KINGSTON, 13 Mar 2012.
FOR IMMEDIATE RELEASE
Even though I started Eight Seven Six, the company doesn’t always reflect my personal opinions. As a company, we are happy for the publicity of Actor Boy nominations, and also happy for any team members who enjoy being nominated.
As an artist, my feelings towards the awards are different. Each of us is open to bias and folly. That’s why voting is so great. Voting allows us to have individual faults and prejudices, and yet make fair and binding collective decisions, whether you’re selecting performances or electing politicians.
The Actor Boy awards are not voted on, not in any real sense. Five judges of varied (and varying) experience and training, appointed by two people, have total control over the nominations and awards. (The nominations are in truth unnecessary, since the judges already know the winners.) With only five voices, the spectres of bias and folly necessarily loom large.
These twin problems can be banished by instituting a secure industrywide vote. Until we can have confidence in the process, we should not find providence in the awards.
As in years past, I will neither attend nor support the awards, not out of prejudice, but out of principle.
We are a tremendously creative and vibrant people. To achieve excellence, we must continually challenge ourselves. While the Actor Boy awards, restructured, may one day provide the right incentives, they currently foster an exaggerated sense of achievement, which always breeds complacency. As artists, our time should be spent absorbing and reflecting the society, not unduly seeking its adulation. There is so much to learn and say, and only a short and unknown life in which to do so. The greatest award is to create and contribute as much as we can.

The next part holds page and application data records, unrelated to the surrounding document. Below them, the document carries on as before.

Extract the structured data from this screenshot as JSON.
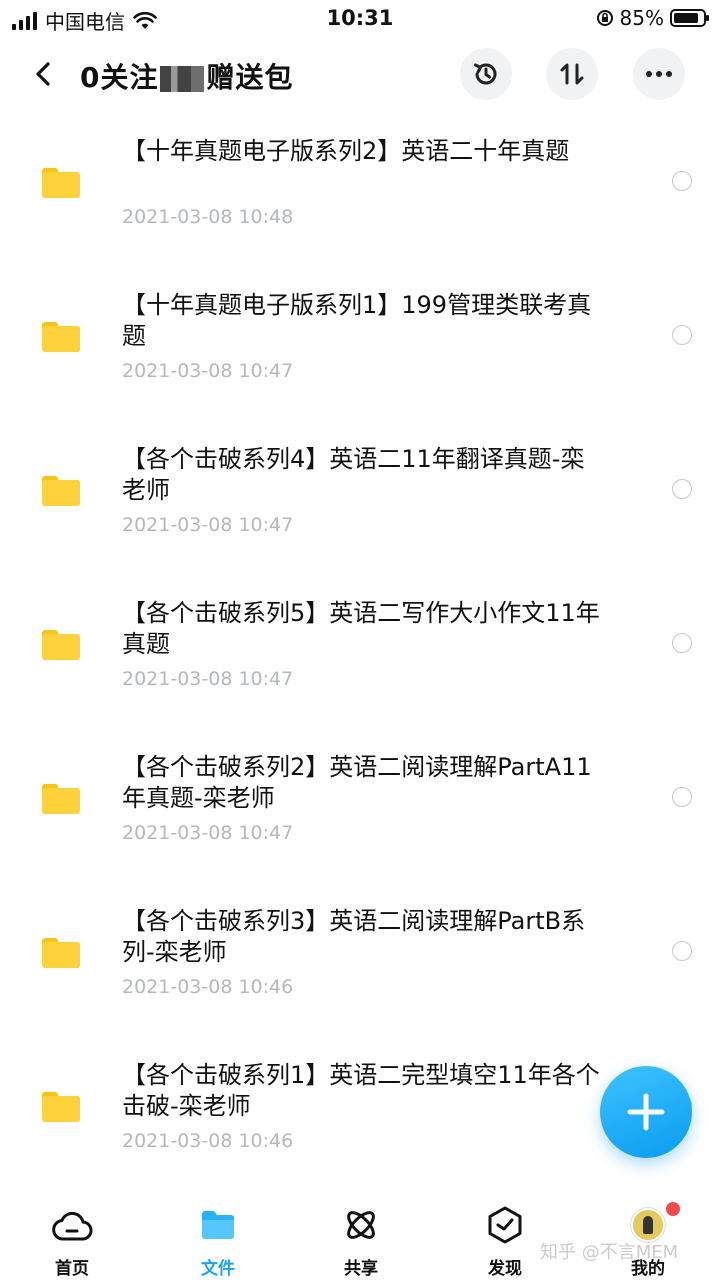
{
  "status_bar": {
    "carrier": "中国电信",
    "time": "10:31",
    "battery": "85%",
    "battery_level": 0.85
  },
  "header": {
    "title_prefix": "0关注",
    "title_suffix": "赠送包",
    "icons": [
      "back-icon",
      "history-icon",
      "sort-icon",
      "more-icon"
    ]
  },
  "files": [
    {
      "name": "【十年真题电子版系列2】英语二十年真题",
      "date": "2021-03-08 10:48"
    },
    {
      "name": "【十年真题电子版系列1】199管理类联考真题",
      "date": "2021-03-08 10:47"
    },
    {
      "name": "【各个击破系列4】英语二11年翻译真题-栾老师",
      "date": "2021-03-08 10:47"
    },
    {
      "name": "【各个击破系列5】英语二写作大小作文11年真题",
      "date": "2021-03-08 10:47"
    },
    {
      "name": "【各个击破系列2】英语二阅读理解PartA11年真题-栾老师",
      "date": "2021-03-08 10:47"
    },
    {
      "name": "【各个击破系列3】英语二阅读理解PartB系列-栾老师",
      "date": "2021-03-08 10:46"
    },
    {
      "name": "【各个击破系列1】英语二完型填空11年各个击破-栾老师",
      "date": "2021-03-08 10:46"
    }
  ],
  "tabs": [
    {
      "label": "首页",
      "icon": "cloud-icon"
    },
    {
      "label": "文件",
      "icon": "folder-icon"
    },
    {
      "label": "共享",
      "icon": "atom-icon"
    },
    {
      "label": "发现",
      "icon": "discover-icon"
    },
    {
      "label": "我的",
      "icon": "avatar-icon"
    }
  ],
  "watermark": "知乎 @不言MEM",
  "colors": {
    "accent": "#1aa3f3",
    "folder": "#ffd23c",
    "date_gray": "#b5b8bd",
    "badge_red": "#f24a4a"
  }
}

(Artists should also challenge each other’s ideas. Send yours to firstname.lastname@example.org.)